▶ **AIM OF THE EXERCISE**
Pictures aside, write out every record exactly as it appears.

─── EXCERPTED RECORDS ───

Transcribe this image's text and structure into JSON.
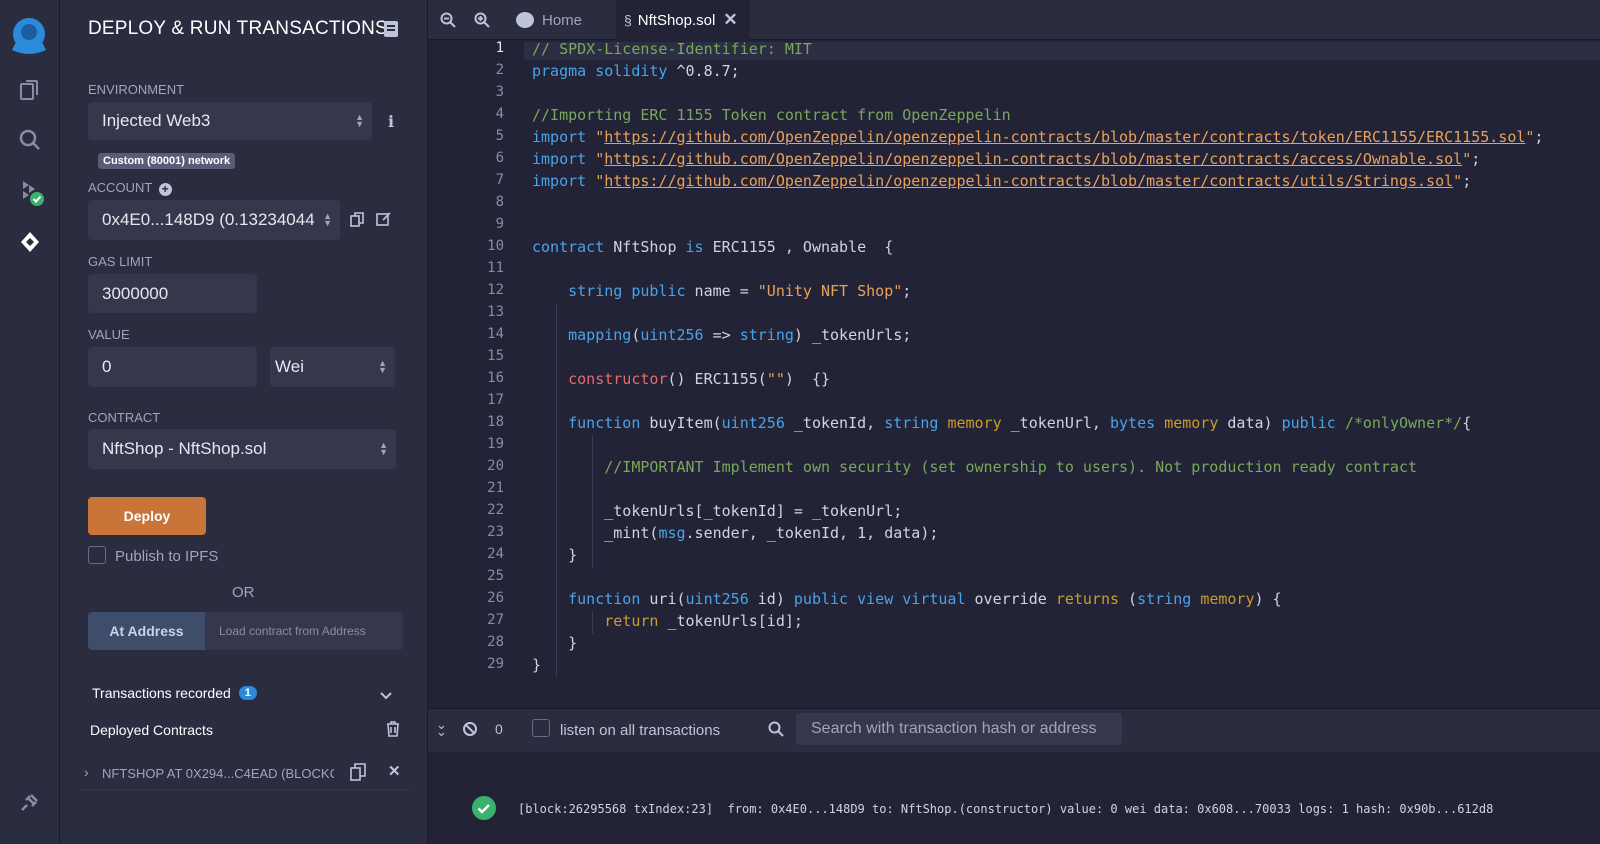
{
  "sidebar": {
    "icons": [
      "remix-logo-icon",
      "file-explorer-icon",
      "search-icon",
      "solidity-compiler-icon",
      "deploy-run-icon",
      "plugin-manager-icon"
    ]
  },
  "panel": {
    "title": "DEPLOY & RUN TRANSACTIONS",
    "environment_label": "ENVIRONMENT",
    "environment_value": "Injected Web3",
    "network_badge": "Custom (80001) network",
    "account_label": "ACCOUNT",
    "account_value": "0x4E0...148D9 (0.13234044",
    "gas_limit_label": "GAS LIMIT",
    "gas_limit_value": "3000000",
    "value_label": "VALUE",
    "value_value": "0",
    "value_unit": "Wei",
    "contract_label": "CONTRACT",
    "contract_value": "NftShop - NftShop.sol",
    "deploy_label": "Deploy",
    "publish_label": "Publish to IPFS",
    "or_label": "OR",
    "at_address_label": "At Address",
    "load_address_placeholder": "Load contract from Address",
    "transactions_recorded_label": "Transactions recorded",
    "transactions_recorded_count": "1",
    "deployed_contracts_label": "Deployed Contracts",
    "deployed_instance": "NFTSHOP AT 0X294...C4EAD (BLOCKCH"
  },
  "tabs": [
    {
      "label": "Home"
    },
    {
      "label": "NftShop.sol"
    }
  ],
  "code": {
    "line_numbers": [
      "1",
      "2",
      "3",
      "4",
      "5",
      "6",
      "7",
      "8",
      "9",
      "10",
      "11",
      "12",
      "13",
      "14",
      "15",
      "16",
      "17",
      "18",
      "19",
      "20",
      "21",
      "22",
      "23",
      "24",
      "25",
      "26",
      "27",
      "28",
      "29"
    ]
  },
  "terminal": {
    "pending_count": "0",
    "listen_label": "listen on all transactions",
    "search_placeholder": "Search with transaction hash or address",
    "log_line": "[block:26295568 txIndex:23]  from: 0x4E0...148D9 to: NftShop.(constructor) value: 0 wei data: 0x608...70033 logs: 1 hash: 0x90b...612d8"
  },
  "colors": {
    "accent": "#c97539",
    "background": "#222336",
    "panel": "#2a2c3f",
    "success": "#3bb26b"
  }
}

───

▶ **OUTPUT BELOW**
Transcribe this image's text and structure into JSON.
{
  "sidebar": {
    "icons": [
      "remix-logo-icon",
      "file-explorer-icon",
      "search-icon",
      "solidity-compiler-icon",
      "deploy-run-icon",
      "plugin-manager-icon"
    ]
  },
  "panel": {
    "title": "DEPLOY & RUN TRANSACTIONS",
    "environment_label": "ENVIRONMENT",
    "environment_value": "Injected Web3",
    "network_badge": "Custom (80001) network",
    "account_label": "ACCOUNT",
    "account_value": "0x4E0...148D9 (0.13234044",
    "gas_limit_label": "GAS LIMIT",
    "gas_limit_value": "3000000",
    "value_label": "VALUE",
    "value_value": "0",
    "value_unit": "Wei",
    "contract_label": "CONTRACT",
    "contract_value": "NftShop - NftShop.sol",
    "deploy_label": "Deploy",
    "publish_label": "Publish to IPFS",
    "or_label": "OR",
    "at_address_label": "At Address",
    "load_address_placeholder": "Load contract from Address",
    "transactions_recorded_label": "Transactions recorded",
    "transactions_recorded_count": "1",
    "deployed_contracts_label": "Deployed Contracts",
    "deployed_instance": "NFTSHOP AT 0X294...C4EAD (BLOCKCH"
  },
  "tabs": [
    {
      "label": "Home"
    },
    {
      "label": "NftShop.sol"
    }
  ],
  "code": {
    "line_numbers": [
      "1",
      "2",
      "3",
      "4",
      "5",
      "6",
      "7",
      "8",
      "9",
      "10",
      "11",
      "12",
      "13",
      "14",
      "15",
      "16",
      "17",
      "18",
      "19",
      "20",
      "21",
      "22",
      "23",
      "24",
      "25",
      "26",
      "27",
      "28",
      "29"
    ]
  },
  "terminal": {
    "pending_count": "0",
    "listen_label": "listen on all transactions",
    "search_placeholder": "Search with transaction hash or address",
    "log_line": "[block:26295568 txIndex:23]  from: 0x4E0...148D9 to: NftShop.(constructor) value: 0 wei data: 0x608...70033 logs: 1 hash: 0x90b...612d8"
  },
  "colors": {
    "accent": "#c97539",
    "background": "#222336",
    "panel": "#2a2c3f",
    "success": "#3bb26b"
  }
}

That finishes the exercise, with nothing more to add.